ONCE again emotion is threatening to overcome reason in the shale debate. Whether they realise it or not, the professional protestors in Balcombe, who are disrupting exploratory drilling in West Sussex, threaten to destroy jobs and livelihoods across the country.
Last year, Britain got over a third of its overall energy from natural gas, another third from oil, and almost a fifth from coal. It got 8 per cent from nuclear, 2.3 per cent from wind, 1.7 per cent from biomass, 0.6 per cent from hydro and 0.1 per cent from solar. Renewables will, and should, take up a bigger share of the mix in the future. But to pretend, like the Balcombe protestors, that wind, trees, water, sun and energy efficiency alone can meet our needs is dangerously delusional.
Over the last half century, Britain’s energy mix has evolved considerably. In 1965, 60 per cent came from coal and 38 per cent from oil, which was mainly imported. Natural gas barely featured. Fast forward to the 1970s and, at a time when Opec was putting a stranglehold on oil supply and industrial relations in the coal mining industry were breaking down, the development of North Sea oil and gas provided three vital benefits, which lasted for decades. First, indigenous gas provided a substitute for coal in heating and electricity generation, which also led to enormous air quality improvements.

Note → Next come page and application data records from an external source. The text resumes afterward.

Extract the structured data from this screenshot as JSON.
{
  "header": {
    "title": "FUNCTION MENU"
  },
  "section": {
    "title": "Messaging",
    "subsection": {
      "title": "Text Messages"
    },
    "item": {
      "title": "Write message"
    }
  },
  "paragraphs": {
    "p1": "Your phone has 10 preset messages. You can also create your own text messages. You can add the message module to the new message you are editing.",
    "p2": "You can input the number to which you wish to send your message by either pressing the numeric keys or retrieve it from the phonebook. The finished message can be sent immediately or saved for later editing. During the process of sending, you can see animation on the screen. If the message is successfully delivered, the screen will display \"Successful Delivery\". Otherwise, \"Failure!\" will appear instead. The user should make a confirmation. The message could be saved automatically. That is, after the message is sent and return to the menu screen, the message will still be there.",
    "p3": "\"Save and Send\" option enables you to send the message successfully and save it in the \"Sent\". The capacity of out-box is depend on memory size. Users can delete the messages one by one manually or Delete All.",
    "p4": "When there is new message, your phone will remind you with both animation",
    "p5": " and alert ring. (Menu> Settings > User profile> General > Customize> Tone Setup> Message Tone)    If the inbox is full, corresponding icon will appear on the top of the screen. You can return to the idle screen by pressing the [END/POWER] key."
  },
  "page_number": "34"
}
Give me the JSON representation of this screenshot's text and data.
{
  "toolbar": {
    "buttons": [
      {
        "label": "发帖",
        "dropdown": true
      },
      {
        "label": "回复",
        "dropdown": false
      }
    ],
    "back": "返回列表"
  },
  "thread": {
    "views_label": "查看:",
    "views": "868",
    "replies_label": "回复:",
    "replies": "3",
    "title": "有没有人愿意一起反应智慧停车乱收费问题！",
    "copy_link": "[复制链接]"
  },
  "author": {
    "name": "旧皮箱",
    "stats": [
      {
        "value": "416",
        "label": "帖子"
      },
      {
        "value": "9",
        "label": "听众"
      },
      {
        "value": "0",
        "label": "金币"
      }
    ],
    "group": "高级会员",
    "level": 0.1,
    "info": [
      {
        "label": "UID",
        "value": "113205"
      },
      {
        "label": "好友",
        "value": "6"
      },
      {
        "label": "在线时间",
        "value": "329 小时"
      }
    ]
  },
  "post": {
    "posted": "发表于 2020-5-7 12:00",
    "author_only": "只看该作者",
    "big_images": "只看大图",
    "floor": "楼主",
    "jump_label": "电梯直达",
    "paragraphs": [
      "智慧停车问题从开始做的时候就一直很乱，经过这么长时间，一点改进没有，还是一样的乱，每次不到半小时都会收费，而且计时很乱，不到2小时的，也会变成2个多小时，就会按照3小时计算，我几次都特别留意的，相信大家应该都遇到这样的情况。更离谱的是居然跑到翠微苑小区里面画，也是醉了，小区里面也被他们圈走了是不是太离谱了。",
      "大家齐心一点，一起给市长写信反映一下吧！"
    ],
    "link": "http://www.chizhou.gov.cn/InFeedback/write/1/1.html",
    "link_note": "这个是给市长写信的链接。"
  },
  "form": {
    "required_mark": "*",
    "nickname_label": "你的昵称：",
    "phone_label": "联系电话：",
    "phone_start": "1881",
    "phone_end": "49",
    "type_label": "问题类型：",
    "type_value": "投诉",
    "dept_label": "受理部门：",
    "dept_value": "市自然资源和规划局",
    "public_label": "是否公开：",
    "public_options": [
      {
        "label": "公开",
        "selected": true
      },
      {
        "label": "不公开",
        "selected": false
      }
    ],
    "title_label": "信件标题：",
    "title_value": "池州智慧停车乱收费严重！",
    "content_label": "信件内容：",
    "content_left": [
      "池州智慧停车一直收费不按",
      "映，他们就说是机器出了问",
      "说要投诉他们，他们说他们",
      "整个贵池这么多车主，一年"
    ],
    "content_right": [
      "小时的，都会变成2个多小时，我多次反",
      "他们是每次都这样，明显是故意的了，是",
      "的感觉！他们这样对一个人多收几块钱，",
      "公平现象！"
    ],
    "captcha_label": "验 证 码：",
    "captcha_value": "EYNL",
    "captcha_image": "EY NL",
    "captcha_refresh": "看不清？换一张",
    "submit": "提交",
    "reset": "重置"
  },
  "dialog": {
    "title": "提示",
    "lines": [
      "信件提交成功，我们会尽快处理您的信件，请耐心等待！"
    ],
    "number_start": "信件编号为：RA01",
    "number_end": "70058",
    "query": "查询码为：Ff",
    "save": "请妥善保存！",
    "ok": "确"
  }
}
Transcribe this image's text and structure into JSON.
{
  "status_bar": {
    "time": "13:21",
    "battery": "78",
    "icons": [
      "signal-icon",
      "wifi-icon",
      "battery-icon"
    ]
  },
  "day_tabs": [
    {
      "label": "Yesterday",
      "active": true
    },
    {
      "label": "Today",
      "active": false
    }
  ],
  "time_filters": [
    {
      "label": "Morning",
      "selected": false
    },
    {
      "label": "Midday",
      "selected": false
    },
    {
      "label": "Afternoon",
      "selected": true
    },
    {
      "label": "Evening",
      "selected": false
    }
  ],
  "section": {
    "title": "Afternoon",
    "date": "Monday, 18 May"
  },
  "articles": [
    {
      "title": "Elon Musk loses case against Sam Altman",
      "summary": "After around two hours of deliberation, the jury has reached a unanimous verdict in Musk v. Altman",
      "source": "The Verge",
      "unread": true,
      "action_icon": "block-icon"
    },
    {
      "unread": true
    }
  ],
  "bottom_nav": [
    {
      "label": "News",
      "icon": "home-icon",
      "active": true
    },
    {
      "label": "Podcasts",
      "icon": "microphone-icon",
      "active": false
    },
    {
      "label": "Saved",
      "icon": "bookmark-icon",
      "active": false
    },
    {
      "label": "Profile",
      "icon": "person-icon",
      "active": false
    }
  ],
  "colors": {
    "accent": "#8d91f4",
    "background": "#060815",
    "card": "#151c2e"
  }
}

Second, Britain no longer had to import oil. Third, domestic oil and gas provided secure energy and raw materials for manufacturing.
When British industry was losing out to low-wage competition overseas, this was an important part of keeping at least some production at home. Although 3m manufacturing jobs have been lost over the last 30 years, even more would have gone had the North Sea not been developed.
Today we’re in the middle of a reversal of these trends. Faster wage growth in China and other emerging economies is improving the competitive position of British industry, at the same time as the boost from North Sea energy is declining. A decade ago, Britain was a net exporter of oil and gas. Today, imports make up around half of gas demand and more than a quarter of oil consumption, and these are set to grow. At the same time, the cost of energy is rising, with the biggest competitive threat arguably now coming from cheaper energy overseas, particularly in the US.
That’s why developing shale gas and oil is so vital to a sustained economic recovery that includes manufacturing growth in the Midlands and the North, as well as services growth in London. And it’s why major industrial employers like Ineos publicly back shale.
Across the Atlantic, shale gas and oil production is benefiting producing and non-producing states alike. Machine tool makers in Illinois, petrochemicals manufacturers in Texas and Louisiana, and steel producers in the increasingly mis-named “rust belt” are examples of a wider manufacturing recovery. For Britain, the implication ought to be clear – if we develop shale gas and oil, we’ll be able to make more in this country. And that’s something we should all support.
Corin Taylor is a senior economic adviser at the Institute of Directors. www.iod.com Follow him on Twitter @corintaylor2